UKRAINIAN PARLIAMENT WANTS ACCOUNTABILITY OVER RUSSIAN PLANE DOWNING. The parliament on 16 October approved a motion to request the Prosecutor-General's Office to institute criminal proceedings against Ukrainian military officials responsible for the 4 October downing of a Russian Tu-154 airliner over the Black Sea with an errant missile, Interfax reported. Deputy Prosecutor-General Oleksandr Atamanyuk told the agency that the Prosecutor-General's Office will consider opening a criminal case on the Tu-154 crash after it obtains an official report from a commission investigating the crash. JM
AMNESTY INTERNATIONAL SLAMS UKRAINE FOR HUMAN RIGHTS RECORD. Amnesty International on 15 October said torture and illtreatment of detainees as well as curtailment of the freedom of expression persist in Ukraine 10 years after it declared independence. "Ukraine's real commitment to human rights must be questioned. When formal complaints have been lodged and investigations opened in cases of alleged torture or illtreatment by police officers, they have been slow, frequently lacking in thoroughness, and often inconclusive," Amnesty International said. "Press freedom has also been curtailed through overt forms of harassment and intimidation, whereby journalists have been physically attacked by unknown assailants, sometimes resulting in death. The circumstances surrounding many of these attacks remain unresolved and only occasionally have those responsible been brought to justice," the world's human rights watchdog said. JM

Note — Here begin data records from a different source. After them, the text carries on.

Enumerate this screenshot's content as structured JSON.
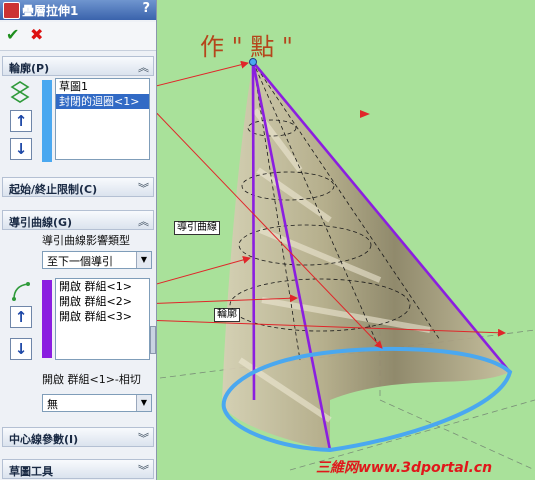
{
  "feature_title": "疊層拉伸1",
  "help_label": "?",
  "ok_label": "✔",
  "cancel_label": "✖",
  "profiles_section": {
    "title": "輪廓(P)",
    "items": [
      "草圖1",
      "封閉的迴圈<1>"
    ]
  },
  "start_end_section": {
    "title": "起始/終止限制(C)"
  },
  "guide_section": {
    "title": "導引曲線(G)",
    "influence_label": "導引曲線影響類型",
    "influence_value": "至下一個導引",
    "items": [
      "開啟 群組<1>",
      "開啟 群組<2>",
      "開啟 群組<3>"
    ],
    "tangency_label": "開啟 群組<1>-相切",
    "tangency_value": "無"
  },
  "centerline_section": {
    "title": "中心線參數(I)"
  },
  "sketch_tools_section": {
    "title": "草圖工具"
  },
  "annotations": {
    "point_note": "作 \" 點 \"",
    "guide_source_label": "導引曲線",
    "profile_label": "輪廓"
  },
  "watermark": "三維网www.3dportal.cn",
  "colors": {
    "background": "#a9e19a",
    "profile_blue": "#4aa8f0",
    "guide_purple": "#8b1ee0",
    "arrow_red": "#e0262a",
    "annotation_brown": "#b5451b"
  }
}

UN MISSION TO RECOMMEND INVESTMENTS IN CHORNOBYL ZONE. Kalman Mizsei, the head of a UN mission working on Chornobyl-related problems, told journalists in Kyiv on 15 October that the mission will recommend that the international community invest in the Chernobyl zone, adding that the site is clean enough for economic development, AP reported. Mizsei said the risk to investments in the Chornobyl area "has significantly decreased" and the radiation-contaminated zone has been reduced to a very small territory. The mission studied the problems of the 30-kilometer exclusion zone around Chornobyl in July-August and will report its final conclusions regarding its development potential to the UN General Assembly and donor countries later in October after visiting radiation-affected areas in Belarus and Russia. According to Mizsei, the world's assistance policy should be shifted from humanitarian aid to concrete economic rehabilitation projects around Chornobyl. JM